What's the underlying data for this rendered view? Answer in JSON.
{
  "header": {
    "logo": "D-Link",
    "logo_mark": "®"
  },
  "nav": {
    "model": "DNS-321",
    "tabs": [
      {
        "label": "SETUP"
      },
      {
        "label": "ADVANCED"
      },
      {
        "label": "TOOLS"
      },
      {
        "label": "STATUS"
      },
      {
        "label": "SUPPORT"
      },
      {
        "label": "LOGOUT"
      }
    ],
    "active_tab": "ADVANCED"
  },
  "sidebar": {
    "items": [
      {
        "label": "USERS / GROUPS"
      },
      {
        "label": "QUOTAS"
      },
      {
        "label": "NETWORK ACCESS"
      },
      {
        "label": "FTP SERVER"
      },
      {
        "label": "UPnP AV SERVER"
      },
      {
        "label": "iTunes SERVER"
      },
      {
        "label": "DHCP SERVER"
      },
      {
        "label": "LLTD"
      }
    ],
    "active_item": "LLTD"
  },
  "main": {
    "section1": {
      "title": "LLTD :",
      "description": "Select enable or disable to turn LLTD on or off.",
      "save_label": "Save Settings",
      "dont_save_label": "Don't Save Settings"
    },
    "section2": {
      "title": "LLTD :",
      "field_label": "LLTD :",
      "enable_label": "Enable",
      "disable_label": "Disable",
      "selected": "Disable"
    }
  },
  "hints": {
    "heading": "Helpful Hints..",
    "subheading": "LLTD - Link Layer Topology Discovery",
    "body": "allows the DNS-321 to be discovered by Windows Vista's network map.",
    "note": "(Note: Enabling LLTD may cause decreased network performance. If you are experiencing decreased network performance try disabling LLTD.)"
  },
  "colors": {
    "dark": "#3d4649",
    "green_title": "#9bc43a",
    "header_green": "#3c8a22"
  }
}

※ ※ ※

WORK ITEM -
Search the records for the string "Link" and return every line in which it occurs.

SOLUTION TO THIS TASK -
    "logo": "D-Link",
    "subheading": "LLTD - Link Layer Topology Discovery",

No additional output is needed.